The Past in Peat
TRACES by Patricia Wiltshire is a mix of autobiography and compelling technical information about how nature can be used to exonerate – or, indeed, condemn – suspects involved with crime.
Forensic botany is a fascinating subject: it uses plants/plant-parts to solve criminal investigations. Wiltshire is the pioneer of the practice in the UK and as such well placed to tell the development and her own experience of it. The book has mixed reviews on Goodreads, highlighting what, at times, can be a somewhat patronising voice and a very unsettling way of approaching death, bodies, and the crimes themselves. The book certainly isn't for the weak of heart, and that compounded with Wiltshire's way of talking about sensitive crimes and, in one case, a person of colour, I cannot recommend the book without these content warnings.

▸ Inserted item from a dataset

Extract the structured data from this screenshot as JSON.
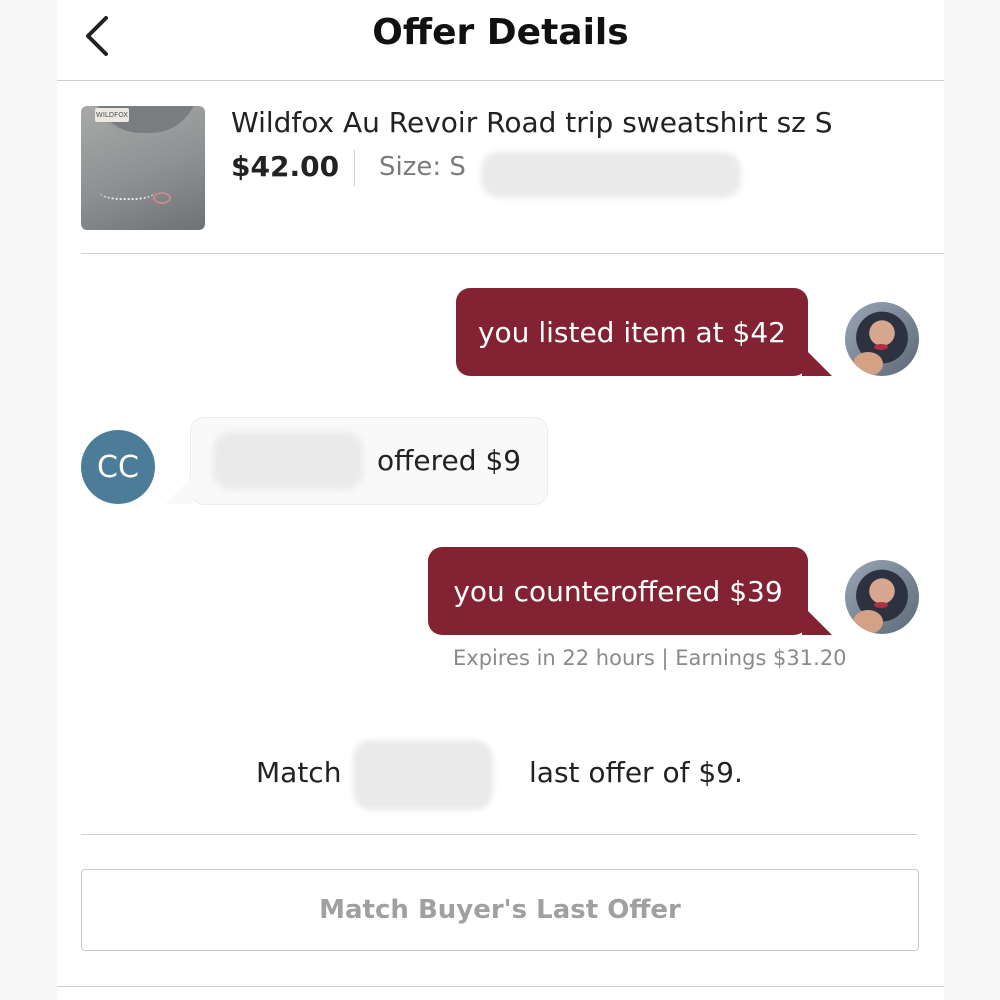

Content of the book aside, the concept of forensic botany and its related fields was the compelling hook. As Wiltshire says, nature leaves its mark on all of us. On the sole of your shoe will be pollen and soil matching your path exactly. The floor carpets and pedals of your car will hold the same traces. Your clothes will show if you’ve lain in your garden or in the woods, and even the tiny coral like bones in your nose will show if you’ve inhaled air from one place or another.
Her life is so marked by outdoor spaces, so heavily linked with nature, that it is no wonder she speaks its language so well. And, despite how scientists usually struggle to speak the language of the common man because of it, she does not – and thus the way in which forensic palynology works is made accessible.

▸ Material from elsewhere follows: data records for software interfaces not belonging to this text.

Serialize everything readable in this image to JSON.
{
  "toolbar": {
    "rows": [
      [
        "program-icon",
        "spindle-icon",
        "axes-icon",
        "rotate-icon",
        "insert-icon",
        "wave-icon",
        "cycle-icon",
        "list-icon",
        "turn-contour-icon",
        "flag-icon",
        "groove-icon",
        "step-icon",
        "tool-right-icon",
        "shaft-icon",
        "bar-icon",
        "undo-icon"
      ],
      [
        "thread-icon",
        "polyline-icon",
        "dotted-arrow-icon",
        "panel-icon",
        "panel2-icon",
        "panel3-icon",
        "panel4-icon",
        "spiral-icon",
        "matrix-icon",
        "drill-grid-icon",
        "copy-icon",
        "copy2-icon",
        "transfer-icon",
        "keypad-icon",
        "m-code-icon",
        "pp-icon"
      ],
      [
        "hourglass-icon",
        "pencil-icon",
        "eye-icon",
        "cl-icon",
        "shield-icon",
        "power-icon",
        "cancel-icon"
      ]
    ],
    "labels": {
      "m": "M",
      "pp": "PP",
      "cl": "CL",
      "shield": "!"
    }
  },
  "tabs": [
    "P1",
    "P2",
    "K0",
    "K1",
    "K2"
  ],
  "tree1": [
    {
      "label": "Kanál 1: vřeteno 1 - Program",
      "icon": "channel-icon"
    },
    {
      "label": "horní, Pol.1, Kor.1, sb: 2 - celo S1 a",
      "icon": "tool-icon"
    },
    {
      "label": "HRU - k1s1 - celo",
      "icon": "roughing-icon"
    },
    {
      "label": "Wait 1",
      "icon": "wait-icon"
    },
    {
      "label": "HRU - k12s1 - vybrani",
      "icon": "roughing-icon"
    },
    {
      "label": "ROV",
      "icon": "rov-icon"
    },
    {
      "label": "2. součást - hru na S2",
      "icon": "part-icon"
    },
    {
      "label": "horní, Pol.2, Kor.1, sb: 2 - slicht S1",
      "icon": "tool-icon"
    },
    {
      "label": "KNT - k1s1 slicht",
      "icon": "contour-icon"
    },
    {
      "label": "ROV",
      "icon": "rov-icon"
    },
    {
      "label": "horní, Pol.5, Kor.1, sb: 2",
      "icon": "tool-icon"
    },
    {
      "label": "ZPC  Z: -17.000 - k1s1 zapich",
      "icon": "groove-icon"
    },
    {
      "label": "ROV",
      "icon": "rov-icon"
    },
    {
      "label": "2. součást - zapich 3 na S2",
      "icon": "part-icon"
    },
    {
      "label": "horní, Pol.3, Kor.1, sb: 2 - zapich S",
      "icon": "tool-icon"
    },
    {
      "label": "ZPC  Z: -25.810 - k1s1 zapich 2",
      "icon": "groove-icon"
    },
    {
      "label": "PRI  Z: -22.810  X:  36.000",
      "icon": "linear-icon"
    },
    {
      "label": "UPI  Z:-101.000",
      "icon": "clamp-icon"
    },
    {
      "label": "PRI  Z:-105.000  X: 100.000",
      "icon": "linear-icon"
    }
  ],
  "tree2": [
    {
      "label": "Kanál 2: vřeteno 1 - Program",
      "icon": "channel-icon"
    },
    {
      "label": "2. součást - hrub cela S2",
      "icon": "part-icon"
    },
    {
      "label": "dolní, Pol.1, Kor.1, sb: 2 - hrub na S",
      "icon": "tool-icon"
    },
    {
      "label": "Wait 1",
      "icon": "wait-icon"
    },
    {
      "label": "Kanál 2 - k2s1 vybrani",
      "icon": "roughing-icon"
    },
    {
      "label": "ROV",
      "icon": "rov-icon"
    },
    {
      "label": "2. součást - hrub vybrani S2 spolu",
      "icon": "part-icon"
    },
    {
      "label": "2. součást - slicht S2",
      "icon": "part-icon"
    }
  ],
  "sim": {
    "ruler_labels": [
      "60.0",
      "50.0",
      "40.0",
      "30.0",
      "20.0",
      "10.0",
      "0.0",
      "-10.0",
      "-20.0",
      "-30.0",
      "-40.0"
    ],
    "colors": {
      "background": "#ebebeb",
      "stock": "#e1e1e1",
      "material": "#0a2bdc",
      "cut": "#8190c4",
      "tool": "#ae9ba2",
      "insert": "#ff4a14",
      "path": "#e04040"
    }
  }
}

After listening to the novel – within two days, an unusual feat – which I had borrowed on my library app, my mind turns (as it often does) to peat.

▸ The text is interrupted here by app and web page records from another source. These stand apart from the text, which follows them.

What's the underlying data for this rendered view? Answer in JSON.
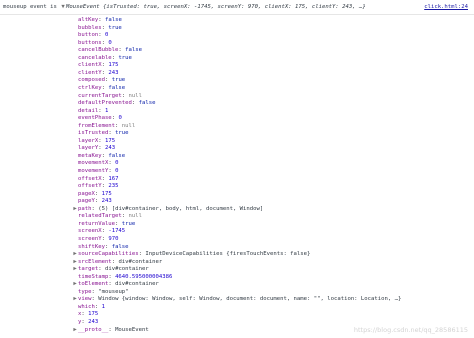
{
  "header": {
    "label": "mouseup event is",
    "preview_prefix": "MouseEvent ",
    "preview_body": "{isTrusted: true, screenX: -1745, screenY: 970, clientX: 175, clientY: 243, …}",
    "source_link": "click.html:24"
  },
  "props": [
    {
      "key": "altKey",
      "value": "false",
      "type": "b"
    },
    {
      "key": "bubbles",
      "value": "true",
      "type": "b"
    },
    {
      "key": "button",
      "value": "0",
      "type": "n"
    },
    {
      "key": "buttons",
      "value": "0",
      "type": "n"
    },
    {
      "key": "cancelBubble",
      "value": "false",
      "type": "b"
    },
    {
      "key": "cancelable",
      "value": "true",
      "type": "b"
    },
    {
      "key": "clientX",
      "value": "175",
      "type": "n"
    },
    {
      "key": "clientY",
      "value": "243",
      "type": "n"
    },
    {
      "key": "composed",
      "value": "true",
      "type": "b"
    },
    {
      "key": "ctrlKey",
      "value": "false",
      "type": "b"
    },
    {
      "key": "currentTarget",
      "value": "null",
      "type": "nl"
    },
    {
      "key": "defaultPrevented",
      "value": "false",
      "type": "b"
    },
    {
      "key": "detail",
      "value": "1",
      "type": "n"
    },
    {
      "key": "eventPhase",
      "value": "0",
      "type": "n"
    },
    {
      "key": "fromElement",
      "value": "null",
      "type": "nl"
    },
    {
      "key": "isTrusted",
      "value": "true",
      "type": "b"
    },
    {
      "key": "layerX",
      "value": "175",
      "type": "n"
    },
    {
      "key": "layerY",
      "value": "243",
      "type": "n"
    },
    {
      "key": "metaKey",
      "value": "false",
      "type": "b"
    },
    {
      "key": "movementX",
      "value": "0",
      "type": "n"
    },
    {
      "key": "movementY",
      "value": "0",
      "type": "n"
    },
    {
      "key": "offsetX",
      "value": "167",
      "type": "n"
    },
    {
      "key": "offsetY",
      "value": "235",
      "type": "n"
    },
    {
      "key": "pageX",
      "value": "175",
      "type": "n"
    },
    {
      "key": "pageY",
      "value": "243",
      "type": "n"
    },
    {
      "key": "path",
      "value": "(5) [div#container, body, html, document, Window]",
      "type": "obj",
      "expandable": true
    },
    {
      "key": "relatedTarget",
      "value": "null",
      "type": "nl"
    },
    {
      "key": "returnValue",
      "value": "true",
      "type": "b"
    },
    {
      "key": "screenX",
      "value": "-1745",
      "type": "n"
    },
    {
      "key": "screenY",
      "value": "970",
      "type": "n"
    },
    {
      "key": "shiftKey",
      "value": "false",
      "type": "b"
    },
    {
      "key": "sourceCapabilities",
      "value": "InputDeviceCapabilities {firesTouchEvents: false}",
      "type": "obj",
      "expandable": true
    },
    {
      "key": "srcElement",
      "value": "div#container",
      "type": "obj",
      "expandable": true
    },
    {
      "key": "target",
      "value": "div#container",
      "type": "obj",
      "expandable": true
    },
    {
      "key": "timeStamp",
      "value": "4640.595000004386",
      "type": "n"
    },
    {
      "key": "toElement",
      "value": "div#container",
      "type": "obj",
      "expandable": true
    },
    {
      "key": "type",
      "value": "\"mouseup\"",
      "type": "s"
    },
    {
      "key": "view",
      "value": "Window {window: Window, self: Window, document: document, name: \"\", location: Location, …}",
      "type": "obj",
      "expandable": true
    },
    {
      "key": "which",
      "value": "1",
      "type": "n"
    },
    {
      "key": "x",
      "value": "175",
      "type": "n"
    },
    {
      "key": "y",
      "value": "243",
      "type": "n"
    },
    {
      "key": "__proto__",
      "value": "MouseEvent",
      "type": "obj",
      "expandable": true
    }
  ],
  "watermark": "https://blog.csdn.net/qq_28586115"
}
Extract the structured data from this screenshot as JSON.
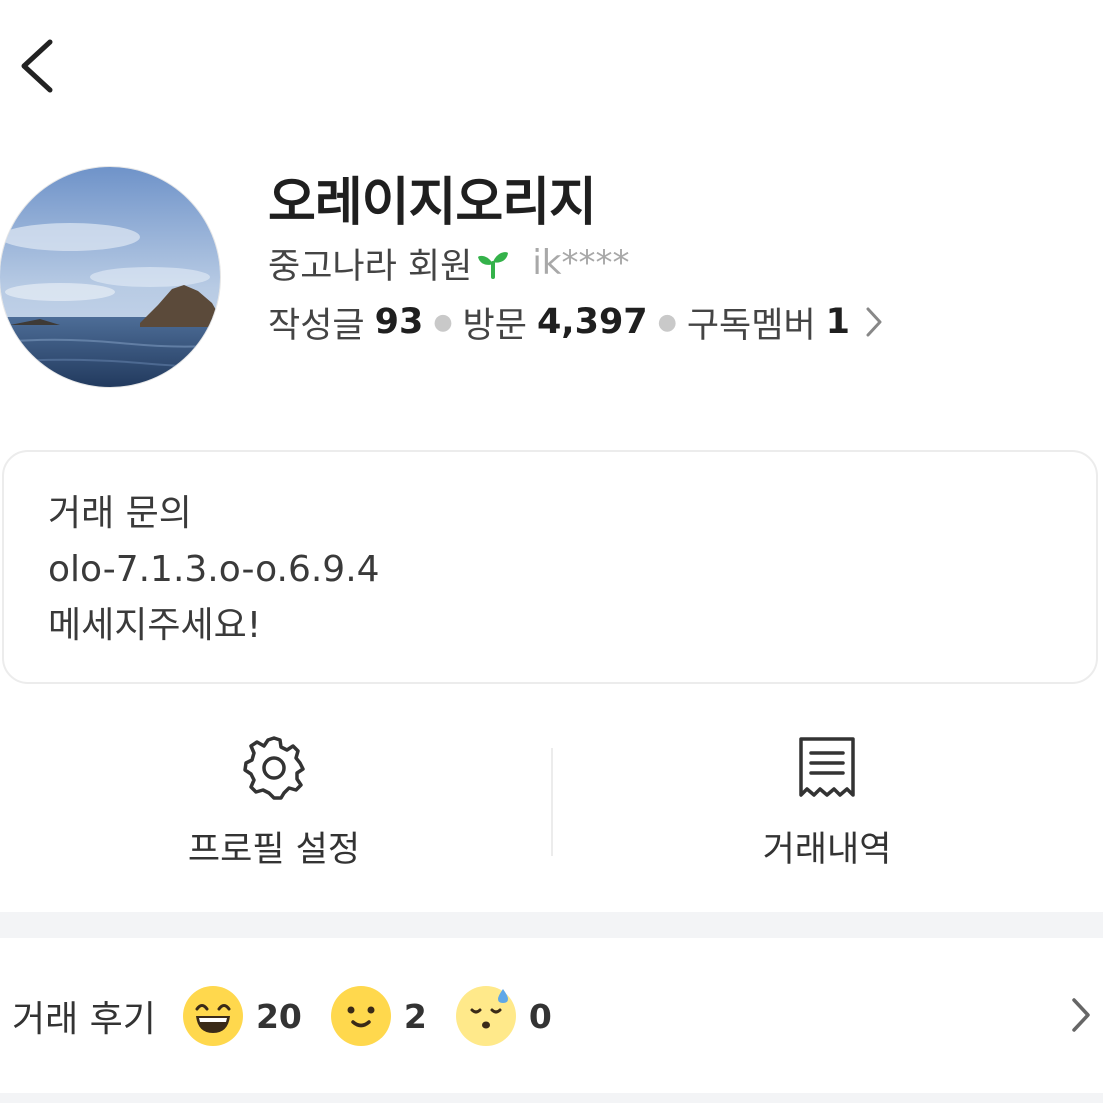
{
  "nav": {
    "back_icon": "chevron-left-icon"
  },
  "profile": {
    "nickname": "오레이지오리지",
    "member_label": "중고나라 회원",
    "member_badge_icon": "sprout-icon",
    "user_id": "ik****",
    "stats": [
      {
        "label": "작성글",
        "value": "93"
      },
      {
        "label": "방문",
        "value": "4,397"
      },
      {
        "label": "구독멤버",
        "value": "1"
      }
    ]
  },
  "intro": {
    "lines": [
      "거래 문의",
      "olo-7.1.3.o-o.6.9.4",
      "메세지주세요!"
    ]
  },
  "actions": {
    "profile_settings": {
      "label": "프로필 설정",
      "icon": "gear-icon"
    },
    "transaction_history": {
      "label": "거래내역",
      "icon": "receipt-icon"
    }
  },
  "reviews": {
    "title": "거래 후기",
    "items": [
      {
        "icon": "grinning-face-icon",
        "count": "20"
      },
      {
        "icon": "smiling-face-icon",
        "count": "2"
      },
      {
        "icon": "sweating-face-icon",
        "count": "0"
      }
    ]
  },
  "colors": {
    "accent_green": "#34b24a",
    "emoji_yellow": "#ffd84d",
    "muted": "#a8a8a8"
  }
}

Peat was mentioned in the book, but more in its unfortunate use in compost which can make up the profile of a garden or park in which it was used. This was not where my mind went, but instead I began to think of the other ways in which peat gives evidence of the past.
The famous example is of bog bodies. The name sounds like the title of a story told around a campfire, but they are exactly what you’d think. Bodies can be well preserved in peat, for the same reason the peat itself grows: the ground is so wet and heavy with sphagnum that very little oxygen is underneath the surface. Since oxygen is necessary for any natural material to break down, rot, or decompose, the body simply doesn’t – or does so only partially. This is aided by the acidity and low temperatures of the habitat, sometimes even preserving hair and nails.
There is evidence for at least four bodies found in the peatlands across Dumfries and Galloway. Unfortunately (or perhaps fortunately?) more often than not, these have not been preserved as well as is typical of bog bodies, and are simply skeletal remains.
Bog bodies are a phenomenon all across the world where there are peatlands, and I can’t help but wonder at the stories behind them. Such a mummification can leave huge scope for solving their mysteries, from the length of time they have been trapped in the bog, to, potentially, how they died.
A bit macabre, perhaps! But it is simply another way in which peatland links us to our past, and I hope it will still be healthy in the future so that it can continue to do just that.